The 2021 meta-analysis also found no effect from cellphones on sperm quality parameters. There were few consistent associations between cellphone exposure and semen volume, concentration or motility (movement).
Individual studies, however, have drawn different conclusions. A 2014 study suggested a correlation between mobile phone radiation exposure, DNA fragmentation and decreased sperm motility. However, this study included only 32 men.
A 2020 review of both human and animal studies also found sperm exposed to electromagnetic radiation emitted by mobile phones had reduced motility, more structural anomalies and increased oxidative stress. Still, this review concluded the biological effects remain undetermined because most studies examining electromagnetic radiation have been conducted on rats.
Men should be worried about cellphones as a factor in fertility
Parekh said patients occasionally ask him about the perceived dangers of cellphone use on fertility, and he tries to allay their fears.
"While it doesn't hurt to keep a cellphone out of your front pocket, I would not focus on the unlikely impact on sperm and fertility," he said. "It is much more important to discuss known causes of subfertility with patients. I counsel patients to avoid sitting with a laptop on their lap [which increases heat in the testicles], weight loss/exercise, diet and smoking cessation."

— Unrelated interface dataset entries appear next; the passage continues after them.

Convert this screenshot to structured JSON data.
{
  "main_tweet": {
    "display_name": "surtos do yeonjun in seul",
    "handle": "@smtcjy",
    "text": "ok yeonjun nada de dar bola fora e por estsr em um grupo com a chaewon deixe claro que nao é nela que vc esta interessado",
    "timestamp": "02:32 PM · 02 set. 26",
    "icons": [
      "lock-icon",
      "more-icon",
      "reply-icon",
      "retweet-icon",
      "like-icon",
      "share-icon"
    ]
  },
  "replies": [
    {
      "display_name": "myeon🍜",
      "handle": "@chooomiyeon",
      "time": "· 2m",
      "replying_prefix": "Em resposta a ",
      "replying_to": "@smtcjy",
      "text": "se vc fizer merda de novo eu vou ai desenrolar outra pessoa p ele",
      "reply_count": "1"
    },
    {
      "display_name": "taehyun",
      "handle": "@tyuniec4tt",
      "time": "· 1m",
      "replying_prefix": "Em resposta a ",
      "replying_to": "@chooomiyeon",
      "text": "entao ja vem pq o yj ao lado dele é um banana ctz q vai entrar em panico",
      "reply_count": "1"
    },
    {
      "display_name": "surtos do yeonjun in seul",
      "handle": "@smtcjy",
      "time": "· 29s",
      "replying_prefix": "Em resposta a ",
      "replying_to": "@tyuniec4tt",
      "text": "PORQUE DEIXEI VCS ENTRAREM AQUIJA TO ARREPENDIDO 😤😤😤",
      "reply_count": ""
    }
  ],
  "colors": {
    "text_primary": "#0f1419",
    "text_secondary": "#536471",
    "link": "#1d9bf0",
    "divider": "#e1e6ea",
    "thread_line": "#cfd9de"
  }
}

Chris Kyle, M.D., M.P.H., a urologist practicing at Springfield, Oregon, agreed that men concerned about fertility shouldn't fixate on cellphones.
"I will tell them to focus on proven techniques for improving their health and their sperm quality rather than worry about theoretical possible dangers," he said. "Until we have more evidence, there's no need to change [cellphone] behavior."
Men should focus on evidence-based behaviors, such as regular exercise, adequate sleep, a healthy diet and stress management, he said.
"I think the payoffs of these behaviors are much more likely to improve a patient's health and, therefore, their sperm quality rather than limiting their cellphone usage or where they store it in their clothes," Kyle said.
The final word
Let's revisit the bottom-line question: Do cellphones pose a risk to male fertility?
"I don't think we know the answer to that question just yet," Kyle said. "My impression is likely no. I think the risk is largely theoretical."
"My impression is that there is inadequate data to confirm negative effects of cellphones on male fertility," added Barry Witt, M.D., an associate professor of clinical obstetrics, gynecology and reproductive sciences at Yale School of Medicine.
Cellphones are still in their relative infancy, and health studies on humans remain somewhat scarce. But at this time, no definitive causal link between mobile phones and male fertility is established.
Safeguards are in place, as well. The Federal Communications Commission has adopted guidelines that limit RF energy exposure, and all cellphones must comply with these guidelines. The FCC and other governmental organizations, including the Food and Drug Administration and the Environmental Protection Agency, do not cite cellphones as a health hazard. The Centers for Disease Control and Prevention, on its website, states: "At this time, we do not have the science to link health problems to cellphone use."
So, if you're concerned about fertility, rest assured that your cellphone's energy is not zapping your sperm's.